An important part of the open Gorseth is the awarding of bardships to individuals for meritorious work for Cornish culture. Thus the Gorseth acts in many ways as a form of "honours system". Bardships are awarded for study in the language, services to Cornish music, encouraging the arts (especially amongst children) amongst other things. Initiate Bards are given Bardic names by the Grand Bard who welcomes them into the College of Bards. These names are in Cornish and will often refer somehow to the reason for their bardship: other Bardic names refer to the Bard's personal or family name, or describe the Bards themselves,

The three major Gorseths in Britain are recorded in an ancient Welsh triad as being held at Moel Merw and Bryn Gwyddon in Wales and Boscawen-Un in Cornwall (ref: Craig Weatherhill). After domination of the Brythonic Celts by the Saxons the Bardic tradition fell into disuse and despite attempts at revival over the centuries lost all its prestige.

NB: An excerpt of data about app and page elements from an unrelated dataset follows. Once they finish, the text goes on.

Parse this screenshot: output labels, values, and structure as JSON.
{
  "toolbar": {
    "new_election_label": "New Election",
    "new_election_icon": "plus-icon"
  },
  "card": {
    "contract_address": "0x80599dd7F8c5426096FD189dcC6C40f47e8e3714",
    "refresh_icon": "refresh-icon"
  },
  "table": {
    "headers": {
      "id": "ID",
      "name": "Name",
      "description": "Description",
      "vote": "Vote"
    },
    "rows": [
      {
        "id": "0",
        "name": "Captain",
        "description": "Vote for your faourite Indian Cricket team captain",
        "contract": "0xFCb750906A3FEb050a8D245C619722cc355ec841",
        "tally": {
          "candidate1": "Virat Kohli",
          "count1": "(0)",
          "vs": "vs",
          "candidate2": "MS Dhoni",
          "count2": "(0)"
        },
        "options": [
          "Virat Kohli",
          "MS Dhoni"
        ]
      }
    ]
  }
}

The Gorseth for 2008 was held in September 2008 in Looe which coincided with the Dehwelans Kernow festival. The 2009 Gorseth began on 18 April at Saltash.

The first bards of Gorsedh Kernow at Boscawen-Un[edit]

Morton Nance became the second Grand Bard in 1934. He said, "One generation has set Cornish on its feet. It is now for another to make it walk." Although the early Gorseth used the Unified form, in June 2009, members voted overwhelmingly to adopt the new Standard Written Form as their standard.[3]

Lists of Cornish bards and venues[edit]

1899 – 1928[edit]

1899, Wales
  • John Hobson Matthews (Mab Cernyw)
  • Reginald Reynolds (Gwas Piran)
  • Hettie Tangye Reynolds (Merch Eia)
1903, Brittany
1904, Wales
1928, Wales
  • Albert Marwood Bluett (Gwryghonen Vew)
  • Revd James Sims Carah (Gwas Crowan)
  • Revd Canon Gilbert Hunter Doble (Gwas Gwendron)
  • Robert Morton Nance (Mordon)
  • Annie Pool (Myrgh Piala)
  • Trelawney Roberts (Gonader A Bell)
  • Joseph Hambley Rowe (Tolzethan)
  • William Charles David Watson (Tirvab)

Venues in Cornwall since 1929[edit]

List of Grand Bards of the Gorsedh Kernow since 1928[edit]

List of Deputy Grand Bards of the Gorsedh Kernow since 1928[edit]

See also[edit]

References[edit]

  • Weatherhill, Craig (1995). Cornish Place Names & Language. Sigma Leisure. ISBN 1-85058-462-1. 
  • Jenkin, John Chirgwin (2007). Byrth Gorseth Kernow 1928–2007: Bards of the Gorseth of Cornwall. Gorseth Kernow. ISBN 1-903668-01-8. 
  • Lyon, Rod (2008). Gorseth Kernow / The Cornish Gorsedd: what it is and what it does. 

External links[edit]